Whole Foods Sets New Standards for Green Household Cleaning Products
April 28, 2011
This week, Whole Foods Market became the first retailer in the country to adopt its own proprietary tiered green household cleaning product standards.
Under its color-coded Eco-Scale Rating System system, products will be rated, red, orange, yellow or green based on the specific set of environmental and sourcing standards each product meets.
The company said it is committed to working with vendors to evaluate and independently audit every product in its cleaning category. Each product will be required to meet the new baseline orange standard – at a minimum -- by Earth Day 2012. Red-rated products do not meet the Eco-Scale standards and will not be sold at Whole Foods Market. Naturally, the green color code is the highest possible rating.
Under current law, manufacturers do not have to disclose all ingredients in cleaning products. Under the Eco-Scale Rating System, Whole Foods Market’s household cleaning vendors will be required to list every ingredient on product packaging. To ensure compliance of the standards, all products will be audited through an independent third-party for verification before they are color-rated and labeled on shelves.
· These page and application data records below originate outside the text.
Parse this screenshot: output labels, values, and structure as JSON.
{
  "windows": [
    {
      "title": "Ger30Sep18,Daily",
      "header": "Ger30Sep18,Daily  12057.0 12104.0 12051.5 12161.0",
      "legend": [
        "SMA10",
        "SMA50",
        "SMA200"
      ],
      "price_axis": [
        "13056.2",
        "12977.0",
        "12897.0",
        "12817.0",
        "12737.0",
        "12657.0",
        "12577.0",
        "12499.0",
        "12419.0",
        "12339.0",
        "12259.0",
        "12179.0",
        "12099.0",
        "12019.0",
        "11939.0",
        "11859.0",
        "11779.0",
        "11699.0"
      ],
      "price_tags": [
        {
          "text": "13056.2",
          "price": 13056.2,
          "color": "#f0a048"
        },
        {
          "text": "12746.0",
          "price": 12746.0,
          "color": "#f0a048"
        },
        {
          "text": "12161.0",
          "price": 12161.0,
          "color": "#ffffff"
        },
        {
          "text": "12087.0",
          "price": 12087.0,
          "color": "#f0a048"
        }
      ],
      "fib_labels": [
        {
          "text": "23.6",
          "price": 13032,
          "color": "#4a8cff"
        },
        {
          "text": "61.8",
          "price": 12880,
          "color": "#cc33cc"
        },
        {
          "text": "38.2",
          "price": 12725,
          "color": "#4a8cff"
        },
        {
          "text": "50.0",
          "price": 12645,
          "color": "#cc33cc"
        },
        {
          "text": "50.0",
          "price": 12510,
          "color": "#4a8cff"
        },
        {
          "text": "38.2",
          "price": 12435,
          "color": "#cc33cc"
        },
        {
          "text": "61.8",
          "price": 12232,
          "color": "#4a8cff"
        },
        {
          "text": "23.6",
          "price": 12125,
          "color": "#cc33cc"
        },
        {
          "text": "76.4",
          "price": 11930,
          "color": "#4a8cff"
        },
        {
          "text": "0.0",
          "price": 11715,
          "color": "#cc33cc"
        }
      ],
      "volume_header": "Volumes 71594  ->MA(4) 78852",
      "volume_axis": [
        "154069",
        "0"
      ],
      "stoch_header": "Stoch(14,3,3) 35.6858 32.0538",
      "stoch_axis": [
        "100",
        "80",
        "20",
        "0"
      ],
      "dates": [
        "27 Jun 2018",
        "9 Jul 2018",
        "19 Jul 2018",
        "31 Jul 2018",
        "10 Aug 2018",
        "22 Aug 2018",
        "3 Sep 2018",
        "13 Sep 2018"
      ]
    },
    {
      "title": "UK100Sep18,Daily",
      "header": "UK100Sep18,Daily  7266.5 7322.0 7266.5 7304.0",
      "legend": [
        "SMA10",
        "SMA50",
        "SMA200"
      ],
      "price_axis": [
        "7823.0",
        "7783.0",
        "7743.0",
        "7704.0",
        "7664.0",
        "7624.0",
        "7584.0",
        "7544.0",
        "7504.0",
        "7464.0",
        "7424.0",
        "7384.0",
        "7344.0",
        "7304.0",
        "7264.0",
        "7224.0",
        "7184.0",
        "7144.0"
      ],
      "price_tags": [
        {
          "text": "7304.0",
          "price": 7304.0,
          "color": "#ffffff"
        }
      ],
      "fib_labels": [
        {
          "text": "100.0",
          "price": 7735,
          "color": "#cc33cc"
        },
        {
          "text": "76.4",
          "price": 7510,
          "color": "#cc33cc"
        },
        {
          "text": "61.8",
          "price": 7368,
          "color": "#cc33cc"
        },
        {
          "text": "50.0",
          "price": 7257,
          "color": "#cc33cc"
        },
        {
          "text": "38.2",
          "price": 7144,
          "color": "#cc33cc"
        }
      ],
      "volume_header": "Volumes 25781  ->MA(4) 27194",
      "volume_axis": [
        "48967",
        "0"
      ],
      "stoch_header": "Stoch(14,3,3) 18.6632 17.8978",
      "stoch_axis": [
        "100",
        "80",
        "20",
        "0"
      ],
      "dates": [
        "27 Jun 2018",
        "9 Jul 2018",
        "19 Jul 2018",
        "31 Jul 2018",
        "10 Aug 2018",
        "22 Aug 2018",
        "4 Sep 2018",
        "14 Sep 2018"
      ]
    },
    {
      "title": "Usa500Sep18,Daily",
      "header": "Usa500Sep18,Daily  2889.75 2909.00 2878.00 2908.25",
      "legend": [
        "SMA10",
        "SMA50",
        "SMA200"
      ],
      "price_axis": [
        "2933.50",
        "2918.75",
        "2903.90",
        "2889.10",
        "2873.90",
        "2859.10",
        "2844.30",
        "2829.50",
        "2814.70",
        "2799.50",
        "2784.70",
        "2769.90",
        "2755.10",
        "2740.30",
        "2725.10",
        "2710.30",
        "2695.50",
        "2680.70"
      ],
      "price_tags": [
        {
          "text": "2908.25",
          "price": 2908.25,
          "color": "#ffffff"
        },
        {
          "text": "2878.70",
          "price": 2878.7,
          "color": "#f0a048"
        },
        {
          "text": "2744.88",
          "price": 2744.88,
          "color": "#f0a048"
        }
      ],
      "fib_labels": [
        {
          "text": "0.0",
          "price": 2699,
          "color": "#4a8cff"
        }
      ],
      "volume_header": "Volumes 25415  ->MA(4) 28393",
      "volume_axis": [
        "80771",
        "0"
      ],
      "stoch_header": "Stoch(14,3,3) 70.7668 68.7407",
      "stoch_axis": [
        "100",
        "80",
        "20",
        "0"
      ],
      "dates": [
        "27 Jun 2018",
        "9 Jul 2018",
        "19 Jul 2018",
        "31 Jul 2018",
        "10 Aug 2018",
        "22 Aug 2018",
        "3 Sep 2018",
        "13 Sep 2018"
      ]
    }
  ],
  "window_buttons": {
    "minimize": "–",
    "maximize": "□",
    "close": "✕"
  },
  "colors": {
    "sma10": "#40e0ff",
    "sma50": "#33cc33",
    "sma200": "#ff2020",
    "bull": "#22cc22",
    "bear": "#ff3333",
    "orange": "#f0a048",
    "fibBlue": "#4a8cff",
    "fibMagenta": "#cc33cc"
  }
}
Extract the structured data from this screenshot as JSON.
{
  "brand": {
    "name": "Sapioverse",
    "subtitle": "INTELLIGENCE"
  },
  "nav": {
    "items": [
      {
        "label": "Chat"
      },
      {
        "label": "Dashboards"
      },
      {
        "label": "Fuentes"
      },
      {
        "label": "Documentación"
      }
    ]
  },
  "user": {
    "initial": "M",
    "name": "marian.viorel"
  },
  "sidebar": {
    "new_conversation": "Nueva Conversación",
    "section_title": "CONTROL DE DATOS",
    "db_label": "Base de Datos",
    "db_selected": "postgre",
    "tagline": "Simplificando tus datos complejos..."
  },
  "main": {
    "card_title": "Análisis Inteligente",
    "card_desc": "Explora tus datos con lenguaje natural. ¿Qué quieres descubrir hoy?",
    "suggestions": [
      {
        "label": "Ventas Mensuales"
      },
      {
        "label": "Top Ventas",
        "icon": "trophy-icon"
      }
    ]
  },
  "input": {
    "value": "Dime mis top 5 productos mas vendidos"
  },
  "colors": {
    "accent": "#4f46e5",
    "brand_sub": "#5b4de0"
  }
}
“Shoppers have a right to know what’s actually in the products they use to clean their homes,” said Jim Speirs, global vice president of procurement for Whole Foods Market. “We’ve always carefully monitored ingredients. Now, with Eco-Scale, we’re able to help shoppers buy eco-friendly products with confidence and provide safer alternatives for their households and for the planet as a whole.”
Almost three out of four (73 percent) adults falsely believe that the government requires household cleaning products to provide a list of ingredients on the label, according to an online survey commissioned by Whole Foods and conducted by Harris Interactive in April among 2,483 U.S. adults aged 18 and older. Another two-thirds (64 percent) believe that many household cleaning brands opt to disclose the full list of ingredients on packaging, when in fact few provide this information on product labels.
Several national cleaning products have already been rated -- from liquid laundry detergent and fabric softener to all purpose, glass and toilet bowl cleaners. The lineup includes 14 of Whole Foods Market’s store brand cleaning products, as well as a total of 34 products from natural cleaning brands such as Better for Life, Ecover, Greenshield and Method.
« View All Articles
Approximately 150,000 EVs are sold annually and those numbers will increase as new models are introduced, yet there are only 6,000 public charging stations in the United States. Savvy retailers should take notice.
Source: Powerhouse Dynamics
Solar energy is a viable energy source for commercial and industrial buildings and the technology continues to evolve.
Areas of focus included making the business case for sustainability, leadership development and radical collaboration.
Source: Food Marketing InstituteSee All Guest Columns »
Source: Call2Recycle Inc.
Source: Hussmann Corp.
In Our Spotlight
Send a News Tip